Dashon Enoch jumps and celebrates with teammate Daryl Davis during a game.

Dashon Enoch jumps and celebrates with teammate Daryl Davis during a game.

What could have been a mundane experience at a middle-school basketball game was life-changing for junior Dashon Enoch.

“I used to always go to (my brother’s) basketball games, and it just looked so fun,” he said. He wanted to follow in his “big brother’s” footsteps—so he did.

Three years later, as a sixth grader at Gwendolyn Brooks Middle School, Enoch joined the basketball team. “I wasn’t that good in sixth grade. I didn’t even get much playing time,” he said, “but I remember sitting on the bench and thinking, ‘Dang, I can’t wait to get out there and play.’”

Now in his junior year of high school, Enoch has spent three years as a varsity basketball player, exchanging his bench warming position for a starting one. “That’s a huge difference, going from eighth grade to varsity,” he said.

The bridge from middle school basketball to the high school varsity team isn’t one that many cross. During his first year, he was the only freshman on the varsity team. “I’m not sure if it’s normal,” said Enoch. “There’s maybe only been a couple people to do it (who) I know of at OPRF.”

“I have known (Enoch) since sixth grade,” said senior varsity player Isaiah Fuller. Both of their brothers played for the Brooks basketball team. Fuller said he figured that their friendship would only last as long as their brothers played together, “but now he is basically family to me.”

In those years of friendship, Fuller said he has “definitely seen (Enoch) grow. He has gotten so much more comfortable doing things on the court and becoming a leader.”

Enoch said “hard work” has brought him to where he his now. His freshman year, he would always go to varsity open gyms with his brother, a senior at the time. “I guess I was just holding my own, so they put me on varsity,” he said, laughing.

“Literally, every day I play basketball, I work out, go for a jog, something,” Enoch added. He also said he attributes “everything” to his father, who has been in prison since Enoch was 1. “He tells me that everything happens for a reason… and that everything will be okay.”

Last year, the team lost to Whitney Young in the sectional finals. This year, they won the West Suburban Silver conference title, going undefeated in conference play. “I contributed by being a team leader,” said Enoch, “doing the little things that coach needed me to do and always bringing energy and playing hard.”

He hopes the team goes farther than the sectional finals this season. “This year, I’m really playing on a special team,” he said. “I love everybody on my team this year.
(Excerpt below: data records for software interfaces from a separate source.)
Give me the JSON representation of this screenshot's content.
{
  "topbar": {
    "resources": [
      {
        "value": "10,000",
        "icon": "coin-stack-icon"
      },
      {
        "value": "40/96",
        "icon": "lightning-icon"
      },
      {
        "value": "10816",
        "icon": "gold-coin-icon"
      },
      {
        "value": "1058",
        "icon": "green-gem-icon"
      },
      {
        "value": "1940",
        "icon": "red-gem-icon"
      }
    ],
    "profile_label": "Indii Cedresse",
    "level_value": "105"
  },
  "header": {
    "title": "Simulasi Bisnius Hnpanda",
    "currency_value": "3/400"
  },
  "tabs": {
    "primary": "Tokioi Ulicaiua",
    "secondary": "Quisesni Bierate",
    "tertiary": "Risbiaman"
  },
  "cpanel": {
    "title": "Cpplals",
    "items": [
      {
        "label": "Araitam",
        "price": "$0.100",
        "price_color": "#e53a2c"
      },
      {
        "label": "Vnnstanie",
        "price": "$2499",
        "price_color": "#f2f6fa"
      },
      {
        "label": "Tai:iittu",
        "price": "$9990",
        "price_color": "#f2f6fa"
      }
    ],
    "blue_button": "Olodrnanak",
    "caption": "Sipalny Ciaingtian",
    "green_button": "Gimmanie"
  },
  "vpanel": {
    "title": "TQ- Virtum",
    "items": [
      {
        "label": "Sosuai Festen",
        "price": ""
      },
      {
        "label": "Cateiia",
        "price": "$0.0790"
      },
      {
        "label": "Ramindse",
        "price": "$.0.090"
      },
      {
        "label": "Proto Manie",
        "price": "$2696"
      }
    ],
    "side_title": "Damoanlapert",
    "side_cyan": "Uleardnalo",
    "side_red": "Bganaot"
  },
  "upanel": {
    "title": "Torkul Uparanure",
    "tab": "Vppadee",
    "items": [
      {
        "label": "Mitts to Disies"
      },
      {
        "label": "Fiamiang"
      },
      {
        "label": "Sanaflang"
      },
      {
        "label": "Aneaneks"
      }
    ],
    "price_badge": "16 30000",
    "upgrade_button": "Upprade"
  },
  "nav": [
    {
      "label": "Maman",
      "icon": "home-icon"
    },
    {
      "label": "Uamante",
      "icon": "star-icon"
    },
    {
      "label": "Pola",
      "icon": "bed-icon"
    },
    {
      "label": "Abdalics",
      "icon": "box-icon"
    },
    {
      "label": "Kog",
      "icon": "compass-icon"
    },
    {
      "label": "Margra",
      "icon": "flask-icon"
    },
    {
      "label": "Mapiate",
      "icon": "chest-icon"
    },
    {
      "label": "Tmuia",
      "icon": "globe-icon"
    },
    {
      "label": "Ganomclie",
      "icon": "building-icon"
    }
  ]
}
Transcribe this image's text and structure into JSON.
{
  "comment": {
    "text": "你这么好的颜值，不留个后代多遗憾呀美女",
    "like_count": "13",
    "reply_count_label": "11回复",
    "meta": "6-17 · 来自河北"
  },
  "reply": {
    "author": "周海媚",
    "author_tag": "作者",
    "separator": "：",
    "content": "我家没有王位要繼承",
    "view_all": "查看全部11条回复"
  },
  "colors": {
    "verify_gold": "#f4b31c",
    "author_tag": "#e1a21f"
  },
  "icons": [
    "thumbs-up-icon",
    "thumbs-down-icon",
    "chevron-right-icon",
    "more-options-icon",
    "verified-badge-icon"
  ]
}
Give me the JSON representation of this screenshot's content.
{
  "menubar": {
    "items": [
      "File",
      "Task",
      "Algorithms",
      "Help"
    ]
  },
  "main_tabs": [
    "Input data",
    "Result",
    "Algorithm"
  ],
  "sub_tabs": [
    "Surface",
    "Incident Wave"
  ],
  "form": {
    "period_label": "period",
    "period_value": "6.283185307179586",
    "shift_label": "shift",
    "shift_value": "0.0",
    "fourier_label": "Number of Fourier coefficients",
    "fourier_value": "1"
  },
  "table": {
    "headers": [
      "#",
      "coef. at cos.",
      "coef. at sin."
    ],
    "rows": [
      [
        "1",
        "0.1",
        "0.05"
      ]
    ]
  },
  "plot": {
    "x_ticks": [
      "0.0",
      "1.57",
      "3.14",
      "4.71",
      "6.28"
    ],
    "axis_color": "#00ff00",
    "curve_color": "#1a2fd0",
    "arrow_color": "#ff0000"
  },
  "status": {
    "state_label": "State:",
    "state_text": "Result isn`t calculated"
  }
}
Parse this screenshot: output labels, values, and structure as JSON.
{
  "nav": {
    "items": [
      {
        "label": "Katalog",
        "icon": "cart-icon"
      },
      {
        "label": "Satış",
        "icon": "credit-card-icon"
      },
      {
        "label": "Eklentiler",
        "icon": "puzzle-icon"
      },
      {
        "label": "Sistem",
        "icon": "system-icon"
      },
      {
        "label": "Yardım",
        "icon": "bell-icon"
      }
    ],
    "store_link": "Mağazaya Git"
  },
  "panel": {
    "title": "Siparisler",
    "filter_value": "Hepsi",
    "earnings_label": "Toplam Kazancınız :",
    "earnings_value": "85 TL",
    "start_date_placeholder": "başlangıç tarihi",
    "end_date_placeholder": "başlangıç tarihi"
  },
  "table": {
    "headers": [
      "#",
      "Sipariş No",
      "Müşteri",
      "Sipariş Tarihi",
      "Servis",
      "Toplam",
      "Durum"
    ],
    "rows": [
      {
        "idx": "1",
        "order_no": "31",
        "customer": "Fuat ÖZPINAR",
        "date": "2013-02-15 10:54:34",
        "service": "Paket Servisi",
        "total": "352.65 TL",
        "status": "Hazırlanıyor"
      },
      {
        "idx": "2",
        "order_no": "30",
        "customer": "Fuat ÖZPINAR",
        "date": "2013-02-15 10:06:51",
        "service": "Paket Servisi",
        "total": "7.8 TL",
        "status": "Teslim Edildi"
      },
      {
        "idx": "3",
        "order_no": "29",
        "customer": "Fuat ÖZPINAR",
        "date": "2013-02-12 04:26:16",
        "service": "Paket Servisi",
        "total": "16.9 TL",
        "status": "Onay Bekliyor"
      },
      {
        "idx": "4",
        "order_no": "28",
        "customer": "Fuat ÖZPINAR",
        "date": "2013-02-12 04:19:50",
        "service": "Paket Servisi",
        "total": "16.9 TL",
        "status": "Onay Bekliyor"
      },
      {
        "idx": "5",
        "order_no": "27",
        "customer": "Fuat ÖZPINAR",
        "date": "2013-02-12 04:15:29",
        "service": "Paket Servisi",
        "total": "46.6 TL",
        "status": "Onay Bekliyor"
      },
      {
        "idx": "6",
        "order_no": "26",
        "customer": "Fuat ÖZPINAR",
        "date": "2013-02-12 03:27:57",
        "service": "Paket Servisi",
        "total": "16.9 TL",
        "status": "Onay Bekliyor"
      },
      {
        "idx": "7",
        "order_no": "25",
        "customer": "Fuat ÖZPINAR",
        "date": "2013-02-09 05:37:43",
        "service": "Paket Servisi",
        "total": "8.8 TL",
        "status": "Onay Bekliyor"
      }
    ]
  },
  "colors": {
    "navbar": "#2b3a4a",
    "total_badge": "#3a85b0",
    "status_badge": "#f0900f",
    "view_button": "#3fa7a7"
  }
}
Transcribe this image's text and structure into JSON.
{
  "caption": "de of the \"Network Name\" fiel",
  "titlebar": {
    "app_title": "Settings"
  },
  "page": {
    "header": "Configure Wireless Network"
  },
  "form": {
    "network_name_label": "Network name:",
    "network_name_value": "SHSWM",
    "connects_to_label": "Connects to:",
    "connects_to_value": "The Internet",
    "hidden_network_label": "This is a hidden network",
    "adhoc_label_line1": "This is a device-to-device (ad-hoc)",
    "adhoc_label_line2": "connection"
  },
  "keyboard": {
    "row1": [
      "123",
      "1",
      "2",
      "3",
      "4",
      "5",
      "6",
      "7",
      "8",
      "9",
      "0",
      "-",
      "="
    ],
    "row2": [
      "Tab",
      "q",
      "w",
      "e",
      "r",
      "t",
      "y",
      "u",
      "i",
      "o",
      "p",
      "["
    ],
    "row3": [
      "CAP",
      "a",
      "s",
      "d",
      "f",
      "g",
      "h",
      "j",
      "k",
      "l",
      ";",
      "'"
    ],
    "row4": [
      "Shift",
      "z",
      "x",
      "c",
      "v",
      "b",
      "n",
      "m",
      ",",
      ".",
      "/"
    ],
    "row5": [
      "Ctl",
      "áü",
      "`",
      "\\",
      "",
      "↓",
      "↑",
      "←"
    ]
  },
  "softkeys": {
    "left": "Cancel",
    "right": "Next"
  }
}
They’re all my brothers.”

Reflecting on the years since his middle-school benchwarming, Enoch hasn’t changed much. “I’ve literally grown an inch,” he said. But now, “I’m a smarter basketball player. I was stronger than mostly everyone in middle school basketball, but then freshman year, I wasn’t. I had to try really hard to use my skill and be really smart.”

Though his skill has changed through the years, his passion for the sport has never waned. “I just love basketball,” Enoch said. “It has opened up so many doors and given me so many different opportunities in life. I’ve met new people and made lifelong friends. If I didn’t have basketball, I don’t know what I would be doing.”